World’s smallest pacemaker implanted without surgery

By Casey Frye, CCNN Writer

tiny pacemaker
The Micra TPS can be delivered by traveling through a patient’s veins, eliminating the need for surgery.

Pacemaker cells – or just pacemakers – are located in our hearts and are responsible for regulating the heartbeat. Sometimes, these cells don’t work correctly, and doctors need to replace them with an artificial (manmade) pacemaker to keep the heart going. Well, earlier this month, medical professionals from Austria successfully implanted the world’s smallest artificial pacemaker… without surgery!

Typically, doctors would have to cut into a patient’s chest and carefully connect the device to their heart, while inserting wires and pulse generators through the veins. The doctors from Austria avoided this operation by cutting into a major thigh vein and inserting a new miniature pacemaker called Micra Transcatheter Pacing System (Micra TPS). According to its manufacturer, Medtronic, this device is the smallest in the whole world. At just 24 millimeters and less than 1 centimeter in volume, it’s one-tenth the size of average pacemakers.

Since Micra TPS comes with two tiny prongs that directly touch the heart, there’s no need for leads – wires that wind their way to the heart to keep it beating. “Because of its small size and unique design, the Micra TPS can be introduced directly into the heart via a minimally invasive procedure, without the need for leads,” said Clemens Steinwender, a heart expert at Linz General Hospital in Austria.

Medtronic plans to enroll almost 800 patients in a worldwide experiment to test the effectiveness of their new pacemaker.

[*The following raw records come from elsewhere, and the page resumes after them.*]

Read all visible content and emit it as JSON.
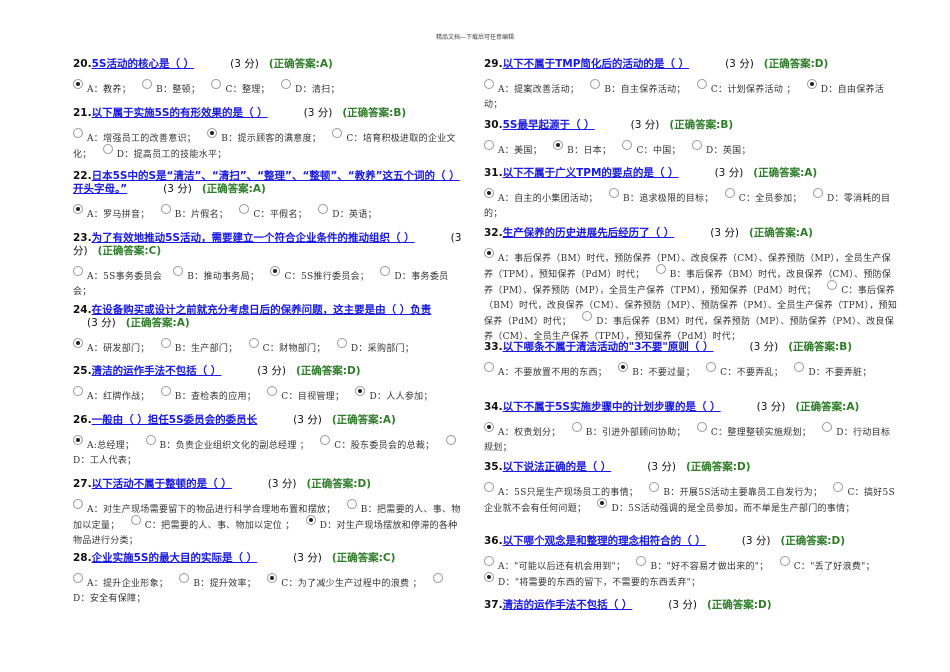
{
  "header": "精品文档---下载后可任意编辑",
  "questions": [
    {
      "num": "20.",
      "text": "5S活动的核心是（ ）",
      "score": "(3 分)",
      "answer": "(正确答案:A)",
      "options": [
        {
          "text": "A：教养；",
          "selected": true
        },
        {
          "text": "B：整顿；",
          "selected": false
        },
        {
          "text": "C：整理；",
          "selected": false
        },
        {
          "text": "D：清扫；",
          "selected": false
        }
      ]
    },
    {
      "num": "21.",
      "text": "以下属于实施5S的有形效果的是（ ）",
      "score": "(3 分)",
      "answer": "(正确答案:B)",
      "options": [
        {
          "text": "A：增强员工的改善意识；",
          "selected": false
        },
        {
          "text": "B：提示顾客的满意度；",
          "selected": true
        },
        {
          "text": "C：培育积极进取的企业文化；",
          "selected": false
        },
        {
          "text": "D：提高员工的技能水平；",
          "selected": false
        }
      ]
    },
    {
      "num": "22.",
      "text": "日本5S中的S是“清洁”、“清扫”、“整理”、“整顿”、“教养”这五个词的（ ）开头字母。”",
      "score": "(3 分)",
      "answer": "(正确答案:A)",
      "options": [
        {
          "text": "A：罗马拼音；",
          "selected": true
        },
        {
          "text": "B：片假名；",
          "selected": false
        },
        {
          "text": "C：平假名；",
          "selected": false
        },
        {
          "text": "D：英语；",
          "selected": false
        }
      ]
    },
    {
      "num": "23.",
      "text": "为了有效地推动5S活动，需要建立一个符合企业条件的推动组织（ ）",
      "score": "(3 分)",
      "answer": "(正确答案:C)",
      "options": [
        {
          "text": "A：5S事务委员会",
          "selected": false
        },
        {
          "text": "B：推动事务局；",
          "selected": false
        },
        {
          "text": "C：5S推行委员会；",
          "selected": true
        },
        {
          "text": "D：事务委员会；",
          "selected": false
        }
      ]
    },
    {
      "num": "24.",
      "text": "在设备购买或设计之前就充分考虑日后的保养问题，这主要是由（ ）负责",
      "score": "(3 分)",
      "answer": "(正确答案:A)",
      "options": [
        {
          "text": "A：研发部门；",
          "selected": true
        },
        {
          "text": "B：生产部门；",
          "selected": false
        },
        {
          "text": "C：财物部门；",
          "selected": false
        },
        {
          "text": "D：采购部门；",
          "selected": false
        }
      ]
    },
    {
      "num": "25.",
      "text": "清洁的运作手法不包括（ ）",
      "score": "(3 分)",
      "answer": "(正确答案:D)",
      "options": [
        {
          "text": "A：红牌作战；",
          "selected": false
        },
        {
          "text": "B：查检表的应用；",
          "selected": false
        },
        {
          "text": "C：目视管理；",
          "selected": false
        },
        {
          "text": "D：人人参加；",
          "selected": true
        }
      ]
    },
    {
      "num": "26.",
      "text": "一般由（ ）担任5S委员会的委员长",
      "score": "(3 分)",
      "answer": "(正确答案:A)",
      "options": [
        {
          "text": "A:总经理；",
          "selected": true
        },
        {
          "text": "B：负责企业组织文化的副总经理 ；",
          "selected": false
        },
        {
          "text": "C：股东委员会的总裁；",
          "selected": false
        },
        {
          "text": "D：工人代表；",
          "selected": false
        }
      ]
    },
    {
      "num": "27.",
      "text": "以下活动不属于整顿的是（ ）",
      "score": "(3 分)",
      "answer": "(正确答案:D)",
      "options": [
        {
          "text": "A：对生产现场需要留下的物品进行科学合理地布置和摆放；",
          "selected": false
        },
        {
          "text": "B：把需要的人、事、物加以定量；",
          "selected": false
        },
        {
          "text": "C：把需要的人、事、物加以定位 ；",
          "selected": false
        },
        {
          "text": "D：对生产现场摆放和停滞的各种物品进行分类；",
          "selected": true
        }
      ]
    },
    {
      "num": "28.",
      "text": "企业实施5S的最大目的实际是（ ）",
      "score": "(3 分)",
      "answer": "(正确答案:C)",
      "options": [
        {
          "text": "A：提升企业形象；",
          "selected": false
        },
        {
          "text": "B：提升效率；",
          "selected": false
        },
        {
          "text": "C：为了减少生产过程中的浪费 ；",
          "selected": true
        },
        {
          "text": "D：安全有保障；",
          "selected": false
        }
      ]
    },
    {
      "num": "29.",
      "text": "以下不属于TMP简化后的活动的是（ ）",
      "score": "(3 分)",
      "answer": "(正确答案:D)",
      "options": [
        {
          "text": "A：提案改善活动；",
          "selected": false
        },
        {
          "text": "B：自主保养活动；",
          "selected": false
        },
        {
          "text": "C：计划保养活动 ；",
          "selected": false
        },
        {
          "text": "D：自由保养活动；",
          "selected": true
        }
      ]
    },
    {
      "num": "30.",
      "text": "5S最早起源于（ ）",
      "score": "(3 分)",
      "answer": "(正确答案:B)",
      "options": [
        {
          "text": "A：美国；",
          "selected": false
        },
        {
          "text": "B：日本；",
          "selected": true
        },
        {
          "text": "C：中国；",
          "selected": false
        },
        {
          "text": "D：英国；",
          "selected": false
        }
      ]
    },
    {
      "num": "31.",
      "text": "以下不属于广义TPM的要点的是（ ）",
      "score": "(3 分)",
      "answer": "(正确答案:A)",
      "options": [
        {
          "text": "A：自主的小集团活动；",
          "selected": true
        },
        {
          "text": "B：追求极限的目标；",
          "selected": false
        },
        {
          "text": "C：全员参加；",
          "selected": false
        },
        {
          "text": "D：零消耗的目的；",
          "selected": false
        }
      ]
    },
    {
      "num": "32.",
      "text": "生产保养的历史进展先后经历了（ ）",
      "score": "(3 分)",
      "answer": "(正确答案:A)",
      "options": [
        {
          "text": "A：事后保养（BM）时代，预防保养（PM）、改良保养（CM）、保养预防（MP），全员生产保养（TPM），预知保养（PdM）时代；",
          "selected": true
        },
        {
          "text": "B：事后保养（BM）时代，改良保养（CM）、预防保养（PM）、保养预防（MP），全员生产保养（TPM），预知保养（PdM）时代；",
          "selected": false
        },
        {
          "text": "C：事后保养（BM）时代，改良保养（CM）、保养预防（MP）、预防保养（PM）、全员生产保养（TPM），预知保养（PdM）时代；",
          "selected": false
        },
        {
          "text": "D：事后保养（BM）时代，保养预防（MP）、预防保养（PM）、改良保养（CM）、全员生产保养（TPM），预知保养（PdM）时代；",
          "selected": false
        }
      ]
    },
    {
      "num": "33.",
      "text": "以下哪条不属于清洁活动的\"3不要\"原则（ ）",
      "score": "(3 分)",
      "answer": "(正确答案:B)",
      "options": [
        {
          "text": "A：不要放置不用的东西；",
          "selected": false
        },
        {
          "text": "B：不要过量；",
          "selected": true
        },
        {
          "text": "C：不要弄乱；",
          "selected": false
        },
        {
          "text": "D：不要弄脏；",
          "selected": false
        }
      ]
    },
    {
      "num": "34.",
      "text": "以下不属于5S实施步骤中的计划步骤的是（ ）",
      "score": "(3 分)",
      "answer": "(正确答案:A)",
      "options": [
        {
          "text": "A：权责划分；",
          "selected": true
        },
        {
          "text": "B：引进外部顾问协助；",
          "selected": false
        },
        {
          "text": "C：整理整顿实施规划；",
          "selected": false
        },
        {
          "text": "D：行动目标规划；",
          "selected": false
        }
      ]
    },
    {
      "num": "35.",
      "text": "以下说法正确的是（ ）",
      "score": "(3 分)",
      "answer": "(正确答案:D)",
      "options": [
        {
          "text": "A：5S只是生产现场员工的事情；",
          "selected": false
        },
        {
          "text": "B：开展5S活动主要靠员工自发行为；",
          "selected": false
        },
        {
          "text": "C：搞好5S企业就不会有任何问题；",
          "selected": false
        },
        {
          "text": "D：5S活动强调的是全员参加，而不单是生产部门的事情；",
          "selected": true
        }
      ]
    },
    {
      "num": "36.",
      "text": "以下哪个观念是和整理的理念相符合的（ ）",
      "score": "(3 分)",
      "answer": "(正确答案:D)",
      "options": [
        {
          "text": "A：\"可能以后还有机会用到\"；",
          "selected": false
        },
        {
          "text": "B：\"好不容易才做出来的\"；",
          "selected": false
        },
        {
          "text": "C：\"丢了好浪费\"；",
          "selected": false
        },
        {
          "text": "D：\"将需要的东西的留下，不需要的东西丢弃\"；",
          "selected": true
        }
      ]
    },
    {
      "num": "37.",
      "text": "清洁的运作手法不包括（ ）",
      "score": "(3 分)",
      "answer": "(正确答案:D)",
      "options": []
    }
  ]
}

Featured image courtesy of Medtronics. Image of pacemaker inside heart courtesy of Brian Buntz on YouTube.